August 17:

"Cosmology and the Critical Density of the Universe,"

Professor Rai Weiss, MIT

August 18:

"Calculations of Non-linear Optical Effects,"

Professor Bill Parker, Southeastern Louisiana University

August 19:

"Neutrino Physics and Astrophysics,"

Professor Barry Barish, Caltech

August 20:

"Birth of Planetary Systems Directly from Super Novae,"

Dr. Bill Brown, Los Alamos National Laboratory

August 24:

"The Potential for Sapphire Optics in LIGO,"

Professor Steve McGuire, Southern University

August 31:

"Gravity Gradient Measurements at LLO"

Matt Ashman, Caltech


"Residual Gas Measurements During the Beam Tube Bake Out"

Quincy Robertson, Southeastern Louisiana University

Behind the Scenes at Livingston

- Contributed by Bonnie Wascom

Summer Student Workers

Matt Ashman. Quincy Robertson. Matt Ashman (pictured at left) is one of several students working at the LIGO Livingston Observatory this summer. Matt is a native of this area (Baton Rouge) and is presently a sophomore at Caltech in Pasadena, California. Here at Livingston, he has been working on seismic characterization and gravity gradient noise. And during the school year at Caltech, Matt is majoring in physics and has been chosen to work and conduct research under a grant from the Tom Tombrello Physics II Research Tutorial Class. For personal enjoyment Matt likes playing jazz music. He currently plays string bass in local clubs and looks forward to finding opportunities around Caltech and the Los Angeles area to use and expand his abilities.

Quincy Robertson (shown at right) is another one of our summer students. Quincy is a senior and a physics major at Southeastern Louisiana University (SLU). While there Quincy has received several awards for academic excellence and is an active member of the Alpha Phi Alpha fraternity. Here at Livingston, Quincy is working on the Beam Tube bake out project and has been conducting residual gas analysis of the Beam Tube to determine its binding energy. Quincy is not only a student and full time employee but an active father of two boys, Chancellor and Little Quincy.

This House Facility Is Like a Home

Beware of Ogil. There is a little stray dog (Rosco, Bubba or Ogil, depending on who's calling him--not that it really matters because he will answer to anything) that has made a home here. So far many have been very generous in caring for the animal. To mention just a few, Gerry Stapfer has donated a collar and some veterinary care; Joe Giamie's neighbor (a vet) has donated some samples of a premium dog food; and Jonathan Kern's boys have donated lots of weekend time "walking the dog." We interviewed Ogil (Ligo spelled backwards) for a position as guard dog but we don't think he qualifies. He's far Find the gator. too friendly--doesn't even bark, much less bite.

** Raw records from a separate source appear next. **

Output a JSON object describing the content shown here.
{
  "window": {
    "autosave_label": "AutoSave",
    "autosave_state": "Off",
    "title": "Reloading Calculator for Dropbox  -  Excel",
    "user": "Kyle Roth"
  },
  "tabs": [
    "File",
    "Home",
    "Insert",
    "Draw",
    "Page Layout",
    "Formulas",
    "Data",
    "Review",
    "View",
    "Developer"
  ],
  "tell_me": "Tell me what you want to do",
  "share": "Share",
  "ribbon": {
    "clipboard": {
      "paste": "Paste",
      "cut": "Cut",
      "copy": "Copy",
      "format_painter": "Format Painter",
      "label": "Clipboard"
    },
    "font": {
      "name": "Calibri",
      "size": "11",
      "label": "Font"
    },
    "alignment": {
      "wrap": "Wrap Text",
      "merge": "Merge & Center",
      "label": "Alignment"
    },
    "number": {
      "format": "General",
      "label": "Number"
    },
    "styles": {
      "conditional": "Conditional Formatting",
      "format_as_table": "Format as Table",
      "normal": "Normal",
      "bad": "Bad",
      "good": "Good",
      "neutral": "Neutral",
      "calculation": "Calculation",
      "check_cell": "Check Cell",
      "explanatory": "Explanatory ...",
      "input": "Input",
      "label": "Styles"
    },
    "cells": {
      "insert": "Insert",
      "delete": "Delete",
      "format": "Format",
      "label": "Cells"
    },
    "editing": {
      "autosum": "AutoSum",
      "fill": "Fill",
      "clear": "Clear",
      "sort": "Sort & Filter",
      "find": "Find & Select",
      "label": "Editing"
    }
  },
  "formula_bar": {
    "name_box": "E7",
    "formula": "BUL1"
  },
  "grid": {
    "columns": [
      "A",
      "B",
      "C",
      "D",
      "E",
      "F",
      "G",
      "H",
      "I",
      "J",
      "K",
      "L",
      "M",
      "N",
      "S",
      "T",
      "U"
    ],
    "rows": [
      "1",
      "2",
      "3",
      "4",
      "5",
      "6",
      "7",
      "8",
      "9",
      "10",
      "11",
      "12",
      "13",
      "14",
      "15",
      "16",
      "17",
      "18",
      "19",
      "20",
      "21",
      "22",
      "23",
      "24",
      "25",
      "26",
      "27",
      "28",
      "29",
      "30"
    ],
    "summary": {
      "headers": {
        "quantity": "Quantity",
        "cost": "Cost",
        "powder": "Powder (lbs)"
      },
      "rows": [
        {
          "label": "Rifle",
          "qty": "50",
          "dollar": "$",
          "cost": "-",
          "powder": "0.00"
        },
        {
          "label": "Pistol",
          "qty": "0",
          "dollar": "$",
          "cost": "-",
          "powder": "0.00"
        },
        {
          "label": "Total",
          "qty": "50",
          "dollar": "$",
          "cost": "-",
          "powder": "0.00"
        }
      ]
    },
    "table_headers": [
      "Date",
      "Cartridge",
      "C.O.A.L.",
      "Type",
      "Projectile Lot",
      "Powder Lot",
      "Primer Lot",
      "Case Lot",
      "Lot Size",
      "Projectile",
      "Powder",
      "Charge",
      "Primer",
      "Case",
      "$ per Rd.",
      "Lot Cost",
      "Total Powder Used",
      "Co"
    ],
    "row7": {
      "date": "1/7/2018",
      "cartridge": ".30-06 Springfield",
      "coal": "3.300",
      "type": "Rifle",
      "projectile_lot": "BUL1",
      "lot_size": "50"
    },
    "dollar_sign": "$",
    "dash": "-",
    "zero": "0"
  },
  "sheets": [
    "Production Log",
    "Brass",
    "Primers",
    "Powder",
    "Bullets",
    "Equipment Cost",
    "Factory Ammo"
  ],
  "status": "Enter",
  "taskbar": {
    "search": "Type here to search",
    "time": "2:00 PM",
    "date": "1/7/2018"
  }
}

We have another animal which has made LIGO it's new home. See it there at right? He doesn't have a name yet. The local hunting club president donated this gator to us. It is believed to be living in the right end station moat, and although several employees have confirmed sightings, I have been unable to catch him on film--so don't feel bad if you didn't see him in the picture, he's not there. Naming contest rules and complete photo to follow in next month's article.